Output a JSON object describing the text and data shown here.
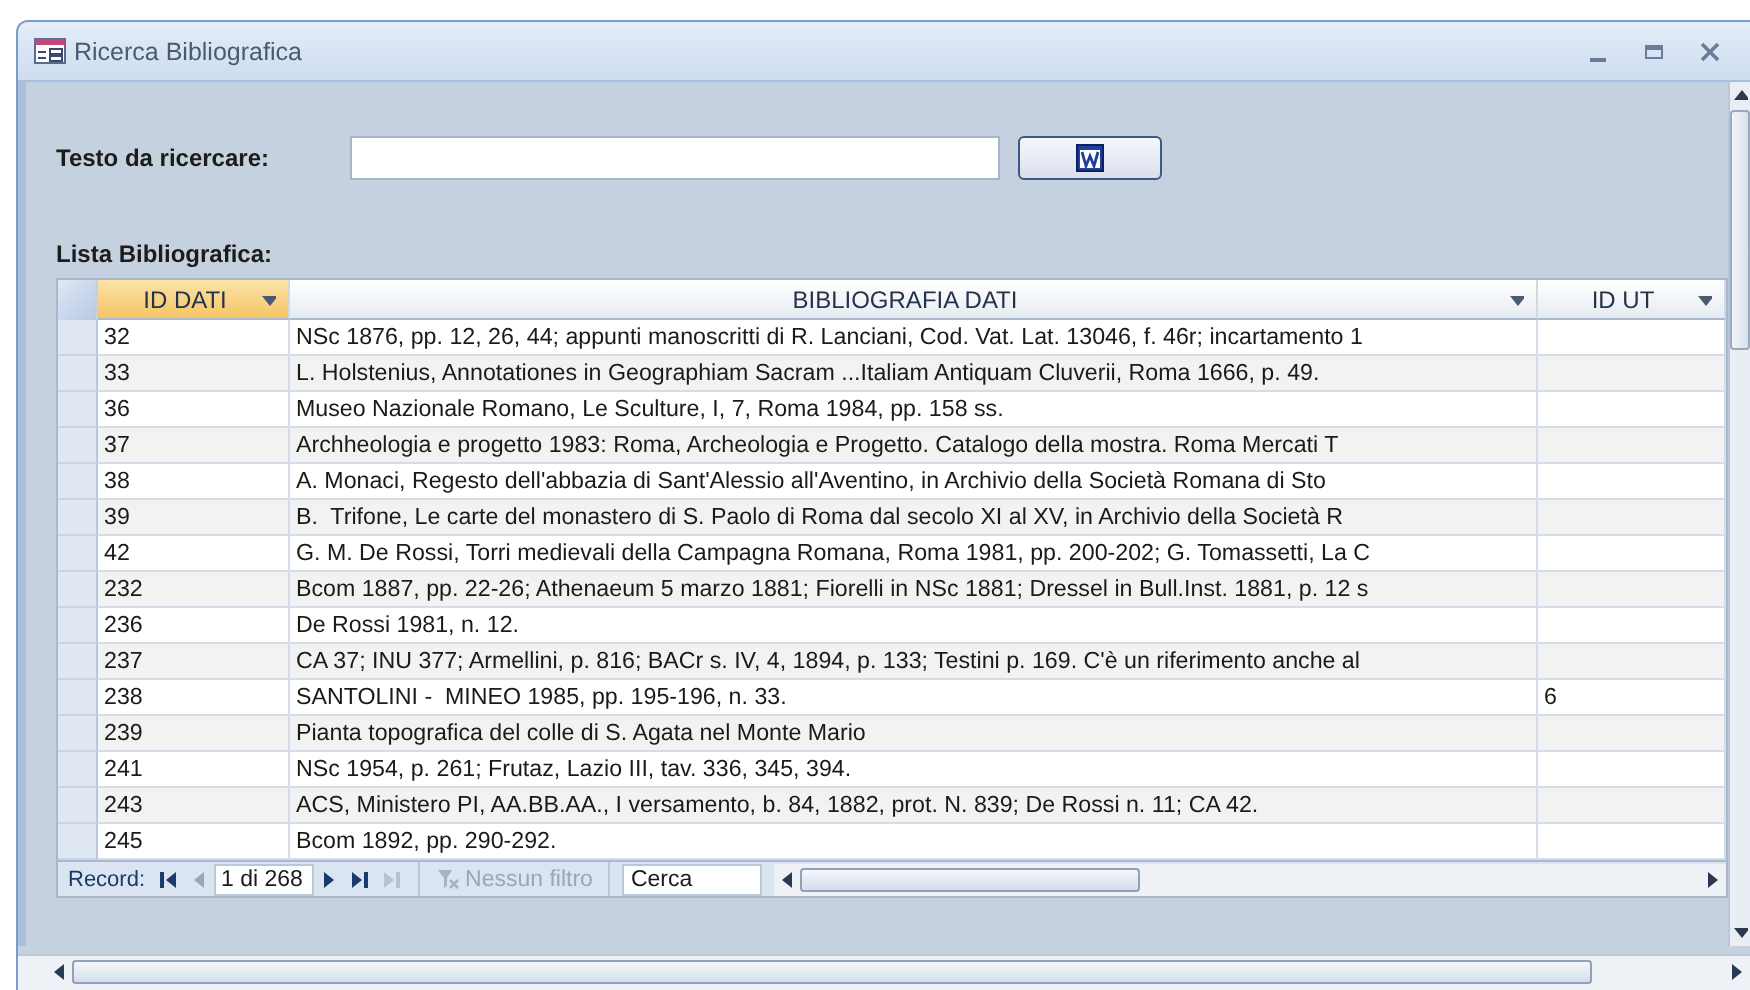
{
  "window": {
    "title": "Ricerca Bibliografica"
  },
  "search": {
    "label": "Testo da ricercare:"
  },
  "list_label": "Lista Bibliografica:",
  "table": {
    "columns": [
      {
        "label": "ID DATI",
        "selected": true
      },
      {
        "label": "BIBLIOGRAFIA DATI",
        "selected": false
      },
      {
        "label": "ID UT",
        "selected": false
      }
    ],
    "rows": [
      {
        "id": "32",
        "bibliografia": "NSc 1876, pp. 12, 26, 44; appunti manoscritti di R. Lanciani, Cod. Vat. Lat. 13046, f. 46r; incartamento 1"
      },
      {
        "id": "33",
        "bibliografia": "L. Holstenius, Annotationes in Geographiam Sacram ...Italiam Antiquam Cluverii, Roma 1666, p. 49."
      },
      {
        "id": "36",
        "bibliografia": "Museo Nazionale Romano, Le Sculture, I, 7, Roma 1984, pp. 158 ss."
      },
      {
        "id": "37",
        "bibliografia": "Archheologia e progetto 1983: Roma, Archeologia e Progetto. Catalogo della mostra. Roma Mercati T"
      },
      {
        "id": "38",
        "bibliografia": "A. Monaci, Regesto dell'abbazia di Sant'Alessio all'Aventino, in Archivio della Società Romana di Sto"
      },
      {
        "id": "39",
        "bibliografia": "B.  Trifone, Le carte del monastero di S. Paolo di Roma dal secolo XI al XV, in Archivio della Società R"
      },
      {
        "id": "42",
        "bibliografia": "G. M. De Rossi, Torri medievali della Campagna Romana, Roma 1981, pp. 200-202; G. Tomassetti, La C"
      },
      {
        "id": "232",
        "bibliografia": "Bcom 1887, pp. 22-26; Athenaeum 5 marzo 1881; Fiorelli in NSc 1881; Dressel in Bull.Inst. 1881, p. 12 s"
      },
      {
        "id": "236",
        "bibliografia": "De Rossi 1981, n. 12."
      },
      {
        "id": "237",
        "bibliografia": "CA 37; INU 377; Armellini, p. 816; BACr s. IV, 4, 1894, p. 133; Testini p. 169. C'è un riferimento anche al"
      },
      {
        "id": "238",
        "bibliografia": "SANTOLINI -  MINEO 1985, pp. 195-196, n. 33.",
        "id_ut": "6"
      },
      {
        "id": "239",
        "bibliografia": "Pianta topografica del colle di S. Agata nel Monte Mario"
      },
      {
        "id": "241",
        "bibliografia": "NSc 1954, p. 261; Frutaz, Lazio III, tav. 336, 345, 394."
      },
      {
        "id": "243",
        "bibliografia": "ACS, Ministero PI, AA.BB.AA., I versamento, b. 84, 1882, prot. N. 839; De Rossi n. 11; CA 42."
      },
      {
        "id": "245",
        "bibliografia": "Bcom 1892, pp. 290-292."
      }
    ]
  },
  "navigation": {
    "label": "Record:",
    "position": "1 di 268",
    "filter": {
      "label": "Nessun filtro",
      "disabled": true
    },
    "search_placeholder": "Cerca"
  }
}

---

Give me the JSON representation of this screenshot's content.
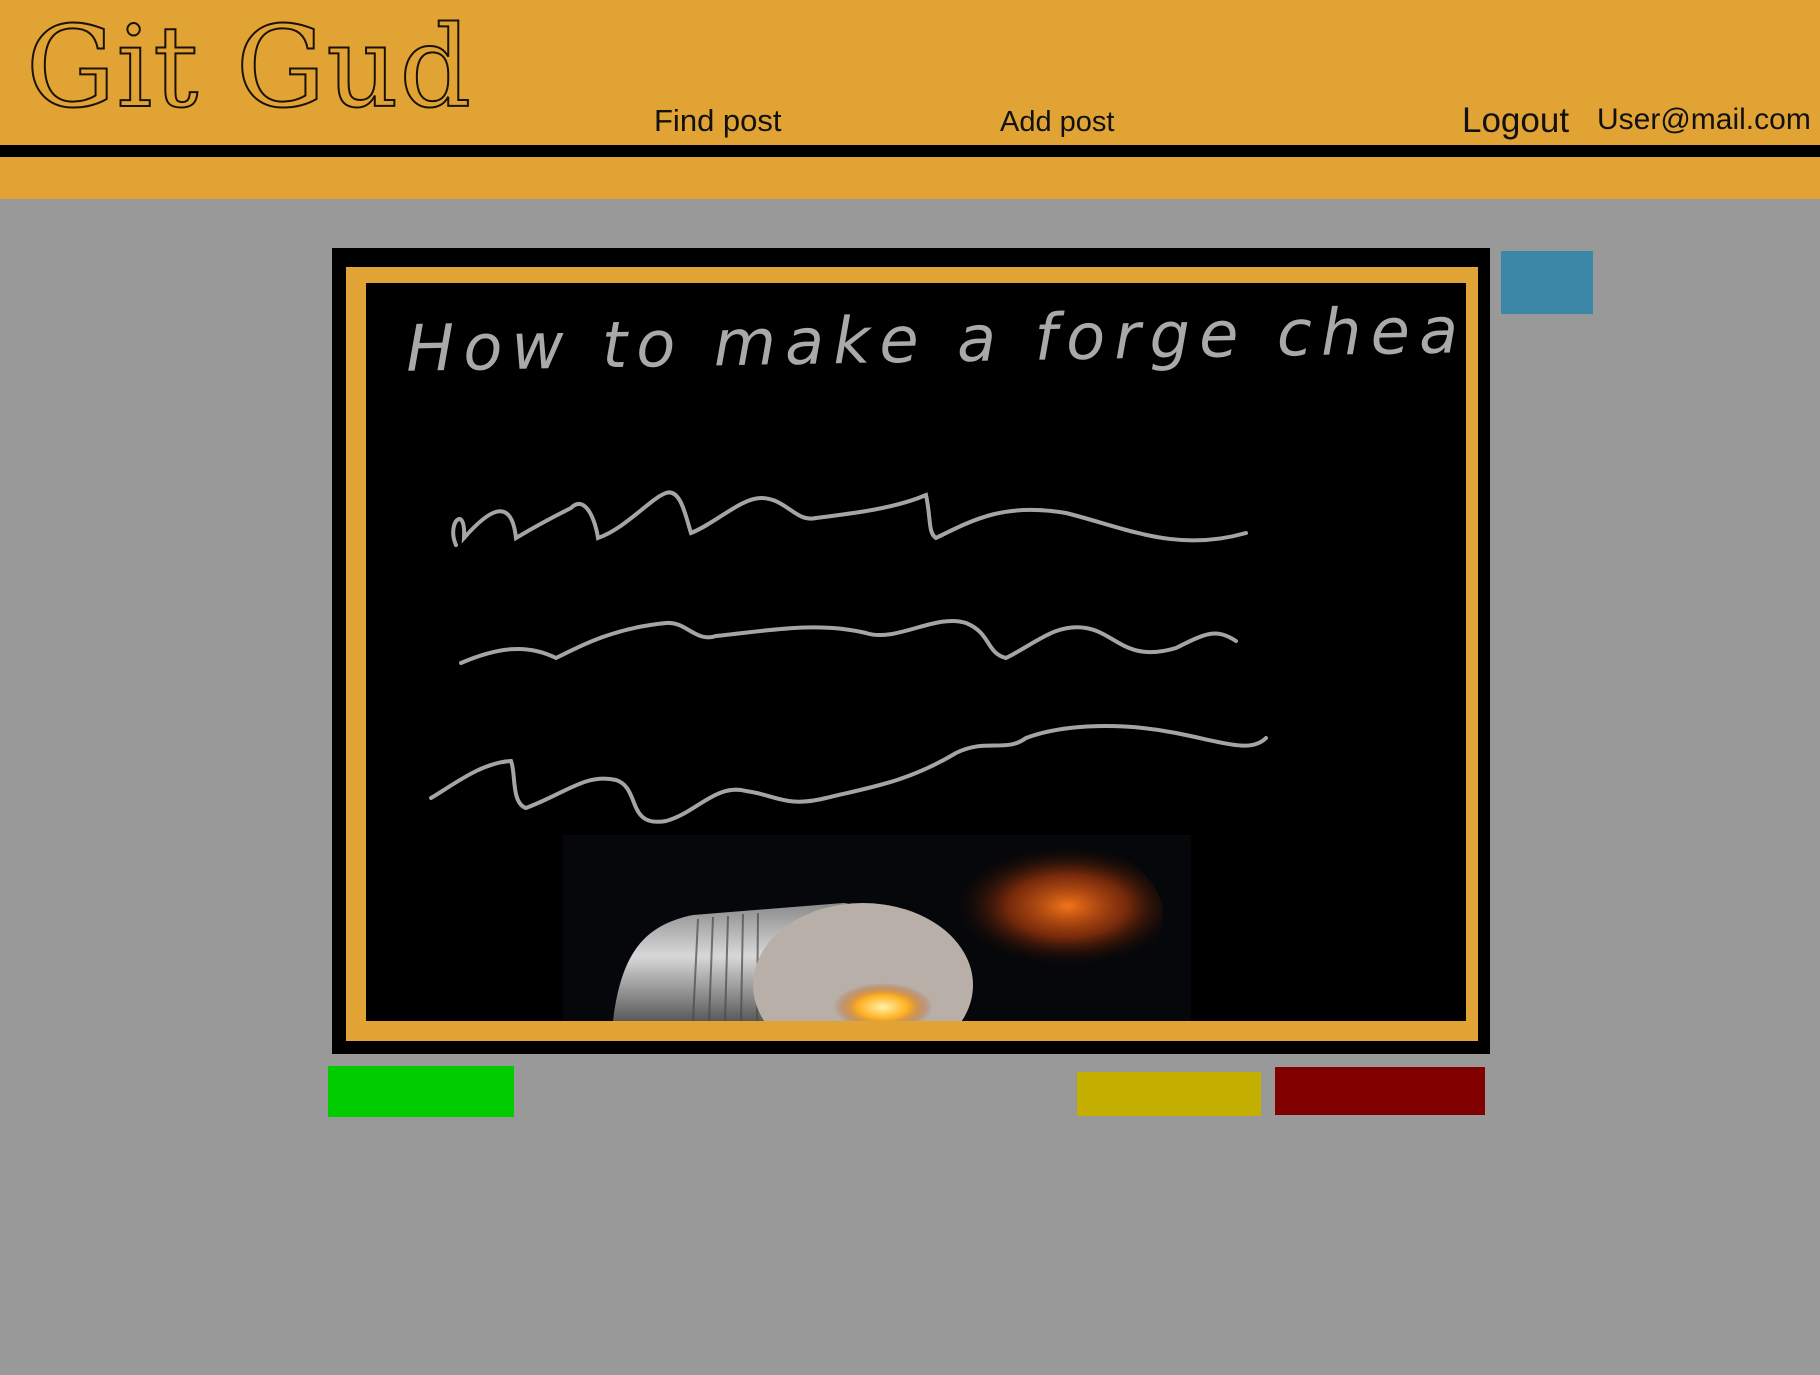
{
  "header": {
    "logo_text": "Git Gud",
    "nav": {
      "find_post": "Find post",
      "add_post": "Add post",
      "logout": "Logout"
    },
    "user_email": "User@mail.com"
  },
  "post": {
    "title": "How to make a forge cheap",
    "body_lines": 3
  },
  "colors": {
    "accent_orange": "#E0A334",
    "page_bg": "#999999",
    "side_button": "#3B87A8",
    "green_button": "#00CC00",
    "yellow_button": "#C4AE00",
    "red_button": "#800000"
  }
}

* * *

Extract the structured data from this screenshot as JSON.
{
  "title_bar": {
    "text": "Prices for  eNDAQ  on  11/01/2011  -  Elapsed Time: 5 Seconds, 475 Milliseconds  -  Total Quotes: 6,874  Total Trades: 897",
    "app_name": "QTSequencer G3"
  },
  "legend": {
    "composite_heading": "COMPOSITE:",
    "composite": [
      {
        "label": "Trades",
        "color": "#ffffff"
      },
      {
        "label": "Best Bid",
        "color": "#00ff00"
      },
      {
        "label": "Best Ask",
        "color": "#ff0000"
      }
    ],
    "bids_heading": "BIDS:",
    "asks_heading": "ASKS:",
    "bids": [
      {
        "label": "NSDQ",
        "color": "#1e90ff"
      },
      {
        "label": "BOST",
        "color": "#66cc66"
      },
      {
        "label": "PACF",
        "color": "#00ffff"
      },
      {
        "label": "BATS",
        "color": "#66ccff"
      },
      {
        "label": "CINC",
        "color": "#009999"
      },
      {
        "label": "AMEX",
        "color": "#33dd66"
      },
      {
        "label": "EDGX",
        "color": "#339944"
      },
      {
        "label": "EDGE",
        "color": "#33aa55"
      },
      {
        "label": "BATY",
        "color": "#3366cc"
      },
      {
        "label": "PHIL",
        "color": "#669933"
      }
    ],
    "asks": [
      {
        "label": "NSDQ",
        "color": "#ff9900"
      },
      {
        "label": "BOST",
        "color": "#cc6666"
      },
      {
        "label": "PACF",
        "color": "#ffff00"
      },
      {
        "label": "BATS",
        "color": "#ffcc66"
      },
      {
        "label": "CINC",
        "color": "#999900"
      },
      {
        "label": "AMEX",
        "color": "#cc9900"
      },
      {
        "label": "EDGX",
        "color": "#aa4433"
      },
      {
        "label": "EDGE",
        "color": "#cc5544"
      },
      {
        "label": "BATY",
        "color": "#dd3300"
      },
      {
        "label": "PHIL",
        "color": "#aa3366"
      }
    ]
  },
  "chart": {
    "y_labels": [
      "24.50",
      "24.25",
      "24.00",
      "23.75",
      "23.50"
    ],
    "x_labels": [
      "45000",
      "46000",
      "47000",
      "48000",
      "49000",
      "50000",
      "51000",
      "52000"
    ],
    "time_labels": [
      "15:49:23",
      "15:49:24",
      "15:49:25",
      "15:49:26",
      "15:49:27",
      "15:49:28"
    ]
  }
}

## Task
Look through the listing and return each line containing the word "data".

## Answer box
Output a JSON object describing the text and data shown here.
Extract the structured data from this screenshot as JSON.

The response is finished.